Goal of the exercise: Where in the data below does the word "Mensagens" appear? Copy each line that holds it.

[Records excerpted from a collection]
----------------------------------------
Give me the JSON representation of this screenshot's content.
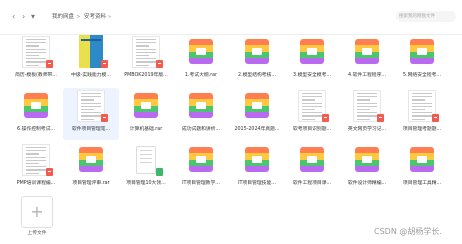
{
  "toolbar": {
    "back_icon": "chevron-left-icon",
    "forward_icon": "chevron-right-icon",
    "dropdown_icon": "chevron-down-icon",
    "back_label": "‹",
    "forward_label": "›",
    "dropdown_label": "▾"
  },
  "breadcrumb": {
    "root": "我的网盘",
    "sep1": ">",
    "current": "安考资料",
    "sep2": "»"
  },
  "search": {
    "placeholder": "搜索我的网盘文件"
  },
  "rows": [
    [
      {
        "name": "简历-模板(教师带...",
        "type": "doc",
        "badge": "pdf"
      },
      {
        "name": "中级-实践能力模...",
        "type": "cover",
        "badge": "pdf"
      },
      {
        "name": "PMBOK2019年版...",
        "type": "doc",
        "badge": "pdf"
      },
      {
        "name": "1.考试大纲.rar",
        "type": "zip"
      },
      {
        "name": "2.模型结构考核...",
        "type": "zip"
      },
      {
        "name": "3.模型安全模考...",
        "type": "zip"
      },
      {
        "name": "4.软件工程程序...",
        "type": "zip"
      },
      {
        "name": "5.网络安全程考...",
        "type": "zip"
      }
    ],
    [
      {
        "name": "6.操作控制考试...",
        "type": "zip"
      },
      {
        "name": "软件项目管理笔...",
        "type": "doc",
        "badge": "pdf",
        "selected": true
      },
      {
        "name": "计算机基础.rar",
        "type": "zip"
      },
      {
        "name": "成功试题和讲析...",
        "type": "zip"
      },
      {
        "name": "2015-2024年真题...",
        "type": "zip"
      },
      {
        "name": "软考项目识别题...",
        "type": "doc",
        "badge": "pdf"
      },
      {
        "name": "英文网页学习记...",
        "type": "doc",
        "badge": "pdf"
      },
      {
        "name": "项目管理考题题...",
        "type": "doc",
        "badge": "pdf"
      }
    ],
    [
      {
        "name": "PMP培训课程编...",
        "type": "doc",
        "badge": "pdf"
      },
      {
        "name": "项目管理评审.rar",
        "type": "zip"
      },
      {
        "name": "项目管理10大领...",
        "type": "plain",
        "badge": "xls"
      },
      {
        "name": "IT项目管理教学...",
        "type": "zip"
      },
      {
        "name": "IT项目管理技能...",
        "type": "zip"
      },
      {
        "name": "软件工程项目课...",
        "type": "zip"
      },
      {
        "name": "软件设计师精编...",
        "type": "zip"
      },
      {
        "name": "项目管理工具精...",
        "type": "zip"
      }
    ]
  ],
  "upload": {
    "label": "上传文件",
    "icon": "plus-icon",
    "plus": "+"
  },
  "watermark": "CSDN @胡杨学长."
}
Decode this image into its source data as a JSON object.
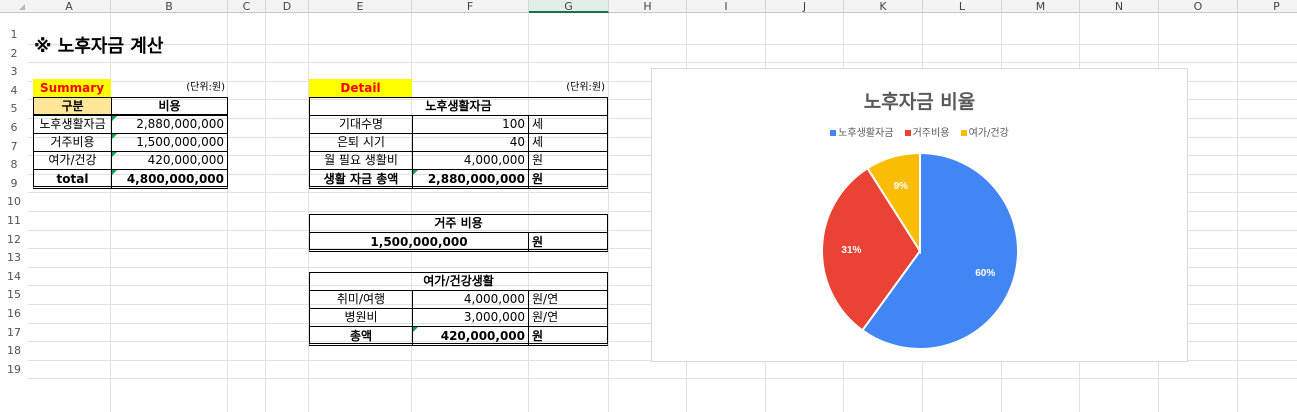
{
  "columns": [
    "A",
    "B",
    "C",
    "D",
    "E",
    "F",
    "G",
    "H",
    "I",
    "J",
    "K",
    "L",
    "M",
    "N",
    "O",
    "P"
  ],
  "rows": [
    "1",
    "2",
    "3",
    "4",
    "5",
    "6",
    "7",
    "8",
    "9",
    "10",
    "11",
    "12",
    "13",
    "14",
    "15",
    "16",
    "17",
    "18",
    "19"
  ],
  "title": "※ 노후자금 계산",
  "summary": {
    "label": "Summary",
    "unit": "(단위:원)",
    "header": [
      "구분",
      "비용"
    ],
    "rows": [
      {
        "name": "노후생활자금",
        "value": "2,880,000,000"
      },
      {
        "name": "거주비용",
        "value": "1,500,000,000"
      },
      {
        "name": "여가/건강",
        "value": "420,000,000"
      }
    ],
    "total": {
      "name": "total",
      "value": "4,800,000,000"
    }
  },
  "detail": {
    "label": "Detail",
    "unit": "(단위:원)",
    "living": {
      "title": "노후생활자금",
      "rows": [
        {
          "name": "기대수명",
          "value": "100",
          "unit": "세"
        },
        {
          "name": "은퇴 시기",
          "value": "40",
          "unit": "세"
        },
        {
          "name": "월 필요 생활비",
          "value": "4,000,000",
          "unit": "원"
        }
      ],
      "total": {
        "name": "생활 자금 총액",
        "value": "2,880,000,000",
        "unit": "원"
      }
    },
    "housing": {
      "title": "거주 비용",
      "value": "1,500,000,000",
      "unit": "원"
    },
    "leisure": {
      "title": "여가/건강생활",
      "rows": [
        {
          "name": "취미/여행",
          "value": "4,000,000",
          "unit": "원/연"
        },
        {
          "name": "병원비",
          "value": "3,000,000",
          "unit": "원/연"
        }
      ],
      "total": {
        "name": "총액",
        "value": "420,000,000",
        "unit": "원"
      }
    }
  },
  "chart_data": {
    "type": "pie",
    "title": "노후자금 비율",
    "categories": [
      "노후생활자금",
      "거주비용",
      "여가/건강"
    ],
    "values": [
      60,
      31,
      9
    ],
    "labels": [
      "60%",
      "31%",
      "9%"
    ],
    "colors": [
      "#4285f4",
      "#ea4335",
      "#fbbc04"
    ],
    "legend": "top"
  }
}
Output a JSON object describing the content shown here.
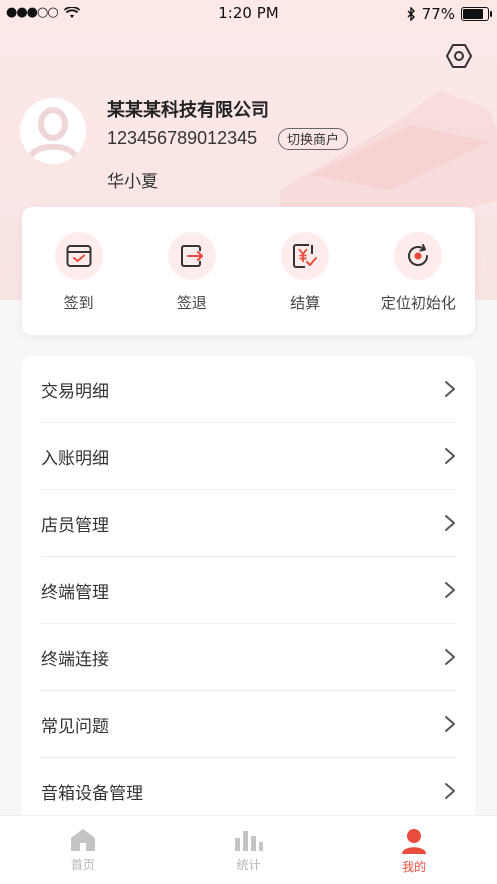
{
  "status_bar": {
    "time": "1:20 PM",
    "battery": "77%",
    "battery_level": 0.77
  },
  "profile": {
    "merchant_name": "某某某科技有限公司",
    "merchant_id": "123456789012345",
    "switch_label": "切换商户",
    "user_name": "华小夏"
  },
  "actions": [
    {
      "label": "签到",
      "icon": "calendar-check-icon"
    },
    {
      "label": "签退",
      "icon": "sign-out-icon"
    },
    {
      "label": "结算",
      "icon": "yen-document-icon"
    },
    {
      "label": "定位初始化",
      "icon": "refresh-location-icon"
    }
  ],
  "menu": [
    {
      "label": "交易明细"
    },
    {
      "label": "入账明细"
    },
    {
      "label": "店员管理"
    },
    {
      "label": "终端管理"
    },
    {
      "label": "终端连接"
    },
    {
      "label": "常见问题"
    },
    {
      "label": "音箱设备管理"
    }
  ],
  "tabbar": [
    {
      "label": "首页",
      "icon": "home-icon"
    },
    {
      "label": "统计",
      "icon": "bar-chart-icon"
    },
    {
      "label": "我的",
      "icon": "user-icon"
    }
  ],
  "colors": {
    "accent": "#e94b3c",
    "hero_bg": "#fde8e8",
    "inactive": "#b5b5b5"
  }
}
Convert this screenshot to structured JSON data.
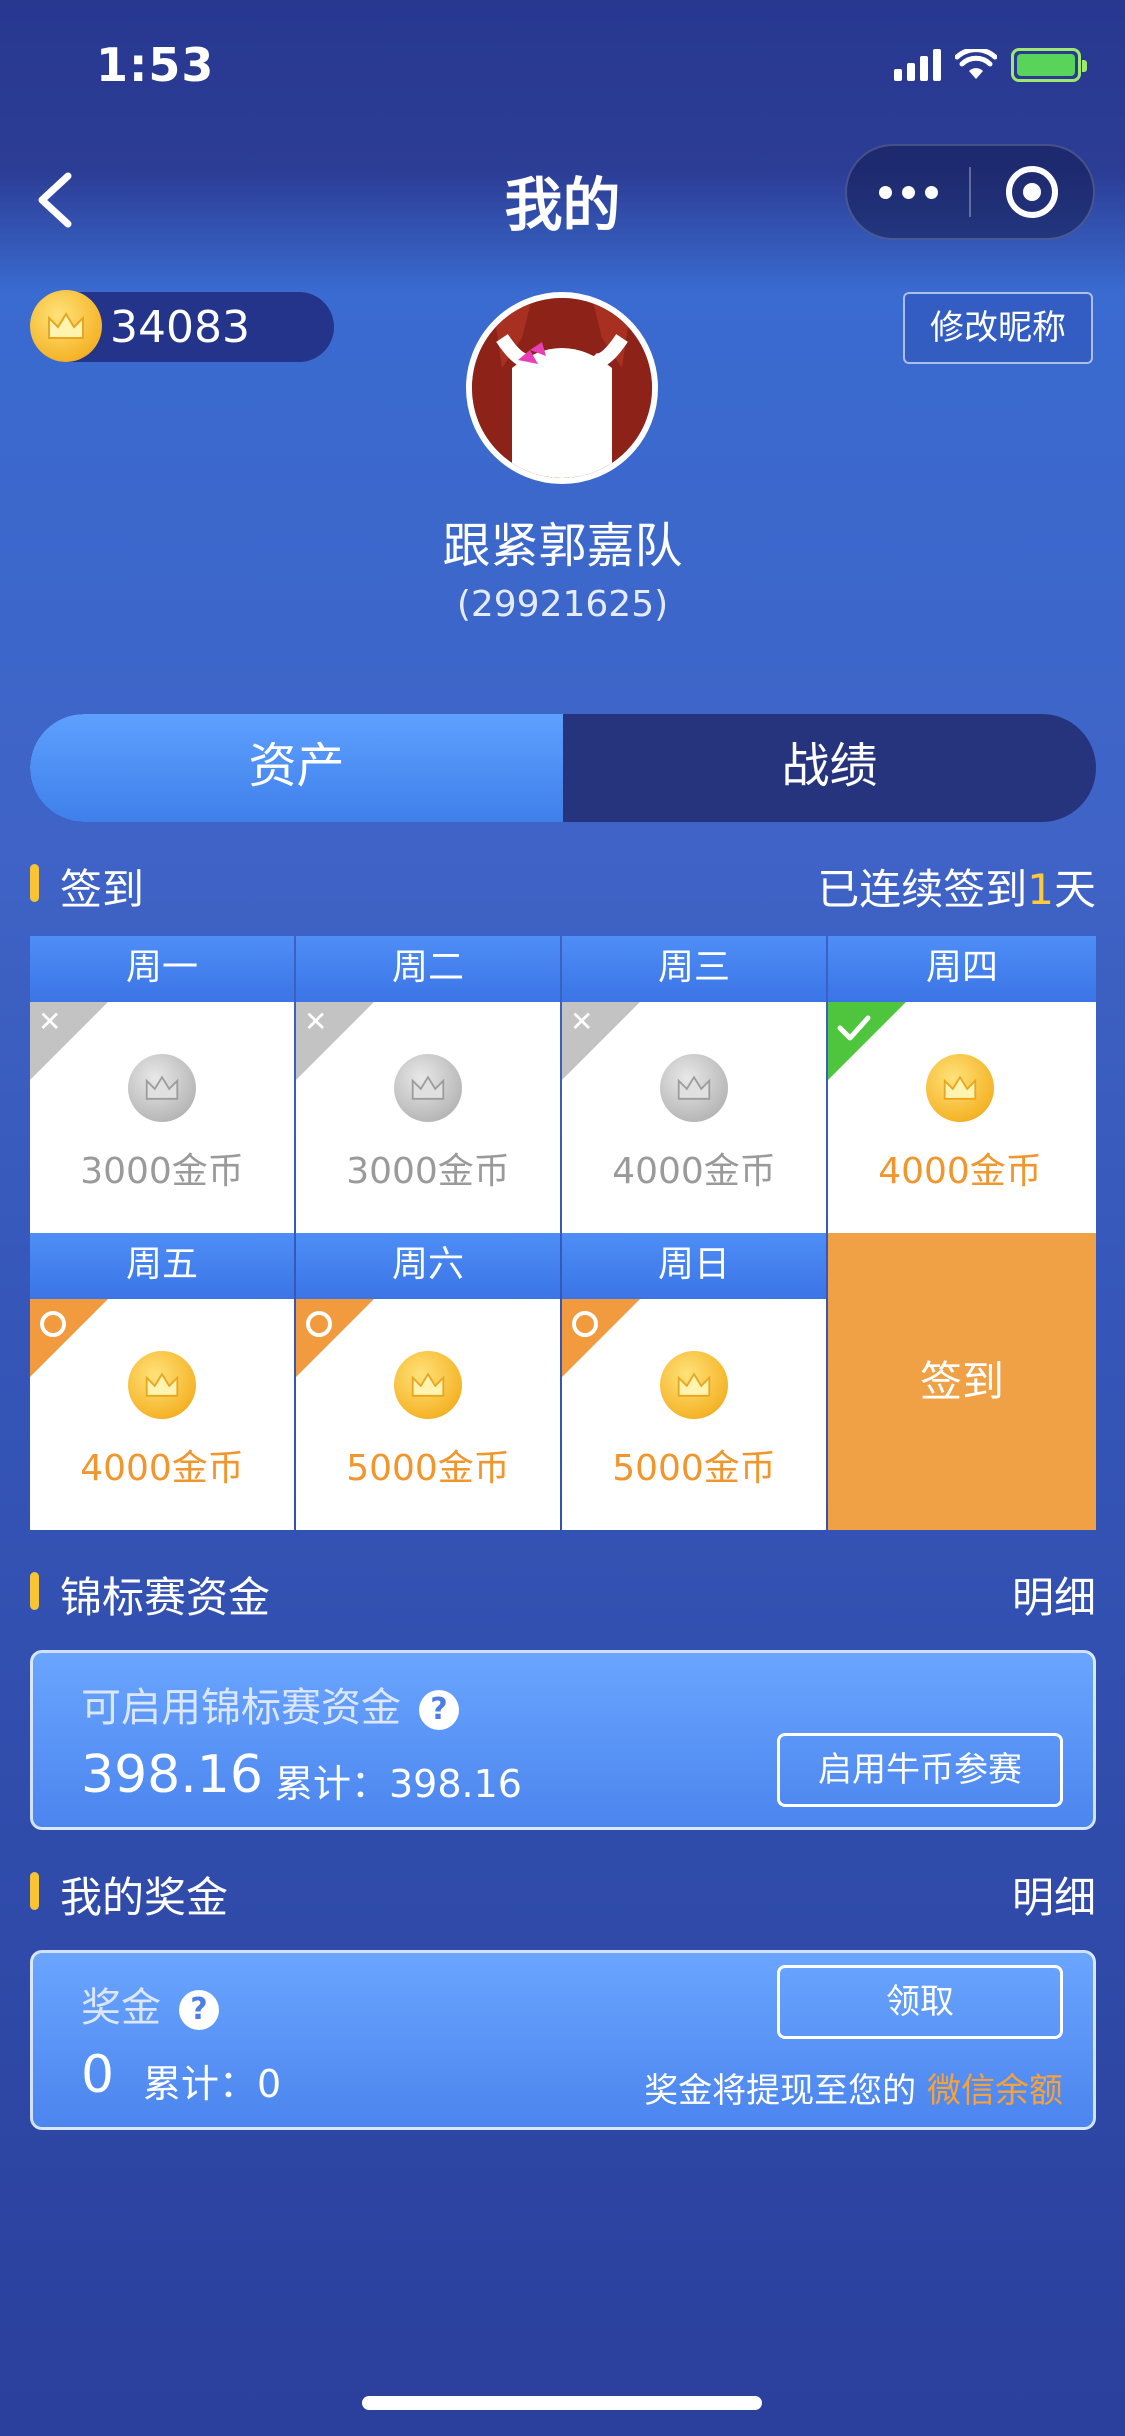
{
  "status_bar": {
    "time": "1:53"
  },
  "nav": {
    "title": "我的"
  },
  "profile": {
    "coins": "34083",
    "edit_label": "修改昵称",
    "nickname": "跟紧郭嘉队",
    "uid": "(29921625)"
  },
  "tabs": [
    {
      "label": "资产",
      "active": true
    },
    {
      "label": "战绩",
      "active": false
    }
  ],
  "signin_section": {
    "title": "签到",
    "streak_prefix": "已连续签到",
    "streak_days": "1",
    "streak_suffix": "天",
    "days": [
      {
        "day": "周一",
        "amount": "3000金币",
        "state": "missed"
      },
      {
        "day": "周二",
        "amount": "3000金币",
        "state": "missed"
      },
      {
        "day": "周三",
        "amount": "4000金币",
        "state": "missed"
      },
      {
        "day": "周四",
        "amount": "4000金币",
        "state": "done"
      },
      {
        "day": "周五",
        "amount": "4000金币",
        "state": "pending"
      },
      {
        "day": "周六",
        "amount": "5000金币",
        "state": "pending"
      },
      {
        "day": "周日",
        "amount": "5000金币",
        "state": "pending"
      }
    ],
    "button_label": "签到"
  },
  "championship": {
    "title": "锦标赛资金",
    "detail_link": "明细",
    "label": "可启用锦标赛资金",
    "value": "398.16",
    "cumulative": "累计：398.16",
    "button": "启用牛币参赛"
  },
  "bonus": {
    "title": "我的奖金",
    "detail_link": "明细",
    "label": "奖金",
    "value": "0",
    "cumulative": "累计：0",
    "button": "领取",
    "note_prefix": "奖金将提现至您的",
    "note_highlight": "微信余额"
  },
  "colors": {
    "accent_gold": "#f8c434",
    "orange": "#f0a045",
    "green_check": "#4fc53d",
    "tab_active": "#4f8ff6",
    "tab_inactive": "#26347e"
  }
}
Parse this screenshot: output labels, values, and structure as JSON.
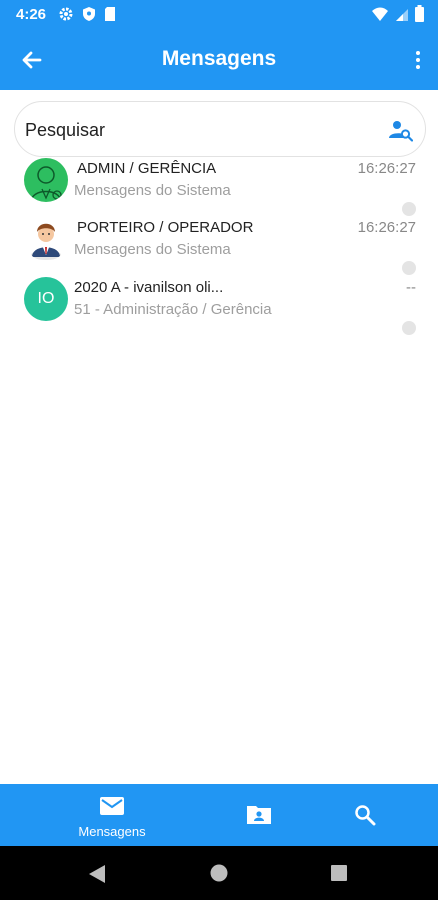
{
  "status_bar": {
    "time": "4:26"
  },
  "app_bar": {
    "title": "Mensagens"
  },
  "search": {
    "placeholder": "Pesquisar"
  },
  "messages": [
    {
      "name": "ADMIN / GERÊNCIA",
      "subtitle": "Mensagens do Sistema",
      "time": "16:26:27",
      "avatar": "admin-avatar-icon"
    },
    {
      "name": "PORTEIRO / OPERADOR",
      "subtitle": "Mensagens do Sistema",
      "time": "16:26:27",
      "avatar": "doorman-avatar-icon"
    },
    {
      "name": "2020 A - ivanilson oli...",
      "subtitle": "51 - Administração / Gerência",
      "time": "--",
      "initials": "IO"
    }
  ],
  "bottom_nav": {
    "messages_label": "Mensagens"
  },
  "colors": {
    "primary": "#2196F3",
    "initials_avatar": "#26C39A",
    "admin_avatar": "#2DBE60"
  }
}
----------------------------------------
Solution:
    "title": "Mensagens"
      "subtitle": "Mensagens do Sistema",
      "subtitle": "Mensagens do Sistema",
    "messages_label": "Mensagens"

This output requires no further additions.